This year’s observance of the United Nations Day for South-South Cooperation comes amid intensifying international efforts to accelerate progress on the achievement of the Millennium Development Goals by the end of 2015, the internationally agreed deadline. Concurrently, the South has assumed a greater role in the global development landscape. In many developing countries incomes are up, poverty is declining and hope is rising. The goal of reducing extreme poverty by half has been achieved. Equity in primary education -- attendance by girls and boys -- has been reached. Infant mortality has seen tremendous decreases, with five of nine developing regions reducing the under-five mortality rate by half. More than 2 billion people have gained access to clean drinking water. These and other economic achievements of the global South have given rise to a rapidly expanding middle class adding a strong voice to demands for more liberties, equity, decent jobs and a wide range of goods and services that are critical to genuine human progress.
Despite these positive trends, 1.2 billion people are still trapped in conditions of extreme poverty. Wide-ranging global discussions are under way to define a Post-2015 development agenda that will galvanize development efforts at all levels in the years and decades ahead. As that agenda takes shape, the international community is already united around the idea that South-South cooperation should remain an integral part of the global partnership for development.
Developing countries are turning to each other for lessons on innovative policies and schemes to address pressing development challenges. The Brazilian Bolsa Familia Programme, a cash transfer model, has helped improve childhood nutrition and education in Brazil, and the system has been successfully transplanted to Africa. India’s National Rural Employment Guarantee scheme entitles each rural Indian household by law to one hundred days of unskilled work per year on public works programmes. China’s emphasis on infrastructure development in other developing countries has resulted in improvements in electricity supply, an increase in railway connections and reduced prices for telecommunications services. More solutions are available across the global South which, if adequately harnessed, could make meaningful contributions across a range of urgent concerns, from hunger and health to education and sustainable energy.
South-South cooperation offers real, concrete solutions to common development challenges. Sharing best practices, funding pilot projects in far-flung locales, providing the capital to scale-up successful projects, supplying regional public goods, developing and adapting appropriate technologies —these are the opportunities that the international community needs to better leverage.
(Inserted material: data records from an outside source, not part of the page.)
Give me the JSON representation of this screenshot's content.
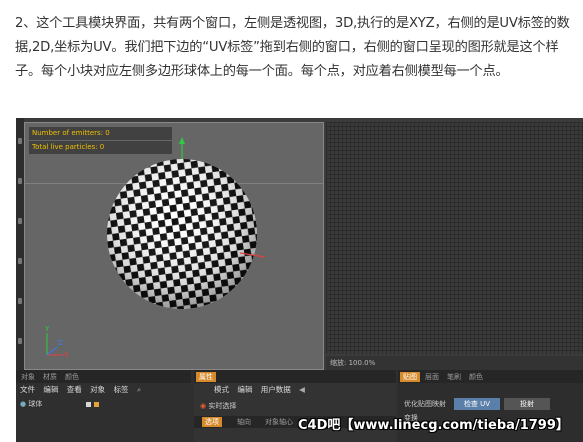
{
  "intro_text": "2、这个工具模块界面，共有两个窗口，左侧是透视图，3D,执行的是XYZ，右侧的是UV标签的数据,2D,坐标为UV。我们把下边的“UV标签”拖到右侧的窗口，右侧的窗口呈现的图形就是这个样子。每个小块对应左侧多边形球体上的每一个面。每个点，对应着右侧模型每一个点。",
  "viewport": {
    "hud_emitters": "Number of emitters: 0",
    "hud_particles": "Total live particles: 0",
    "axis_y": "Y",
    "axis_z": "Z",
    "axis_x": "X"
  },
  "uv_status": "缩放: 100.0%",
  "left_panel": {
    "tabs": [
      "对象",
      "材质",
      "颜色"
    ],
    "menu": [
      "文件",
      "编辑",
      "查看",
      "对象",
      "标签"
    ],
    "object_name": "球体"
  },
  "attr_panel": {
    "tab": "属性",
    "menu": [
      "模式",
      "编辑",
      "用户数据"
    ],
    "checkbox_label": "实时选择",
    "subtabs": [
      "选项",
      "轴向",
      "对象轴心"
    ]
  },
  "right_panel": {
    "tabs": [
      "贴图",
      "层面",
      "笔刷",
      "颜色"
    ],
    "row_label": "优化贴图映射",
    "btn_uv": "检查 UV",
    "btn_proj": "投射",
    "bottom_label": "变换"
  },
  "watermark": "C4D吧【www.linecg.com/tieba/1799】",
  "colors": {
    "accent": "#d68a2a",
    "hud_text": "#f0c000",
    "axis_y": "#2ecc40",
    "axis_x": "#e04040",
    "axis_z": "#3a7bff"
  }
}
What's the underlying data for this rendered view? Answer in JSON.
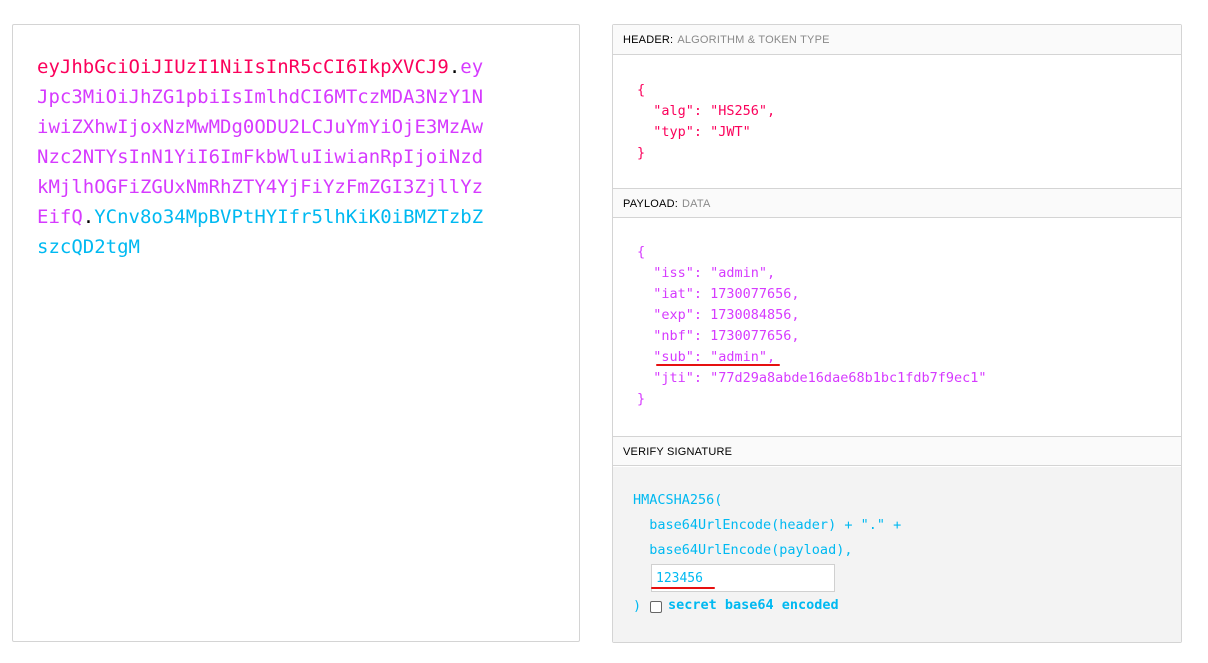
{
  "encoded": {
    "header_lines": [
      "eyJhbGciOiJIUzI1NiIsInR5cCI6IkpXVCJ9"
    ],
    "dot": ".",
    "payload_line1_start": "ey",
    "payload_lines": [
      "Jpc3MiOiJhZG1pbiIsImlhdCI6MTczMDA3NzY1N",
      "iwiZXhwIjoxNzMwMDg0ODU2LCJuYmYiOjE3MzAw",
      "Nzc2NTYsInN1YiI6ImFkbWluIiwianRpIjoiNzd",
      "kMjlhOGFiZGUxNmRhZTY4YjFiYzFmZGI3ZjllYz"
    ],
    "payload_last": "EifQ",
    "sig_part1": "YCnv8o34MpBVPtHYIfr5lhKiK0iBMZTzbZ",
    "sig_part2": "szcQD2tgM"
  },
  "header_section": {
    "label": "HEADER:",
    "sublabel": "ALGORITHM & TOKEN TYPE",
    "lines": [
      "{",
      "  \"alg\": \"HS256\",",
      "  \"typ\": \"JWT\"",
      "}"
    ]
  },
  "payload_section": {
    "label": "PAYLOAD:",
    "sublabel": "DATA",
    "lines": [
      "{",
      "  \"iss\": \"admin\",",
      "  \"iat\": 1730077656,",
      "  \"exp\": 1730084856,",
      "  \"nbf\": 1730077656,",
      "  \"sub\": \"admin\",",
      "  \"jti\": \"77d29a8abde16dae68b1bc1fdb7f9ec1\"",
      "}"
    ]
  },
  "verify_section": {
    "label": "VERIFY SIGNATURE",
    "line1": "HMACSHA256(",
    "line2": "  base64UrlEncode(header) + \".\" +",
    "line3": "  base64UrlEncode(payload),",
    "secret_value": "123456",
    "close": ")",
    "checkbox_label": "secret base64 encoded",
    "checkbox_checked": false
  },
  "colors": {
    "header": "#fb015b",
    "payload": "#d63aff",
    "signature": "#00b9f1",
    "annotation": "#e61010"
  }
}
On this United Nations Day for South-South cooperation, I call on all partners to redouble their efforts to harness the wealth of knowledge, expertise and development thinking in the Global South.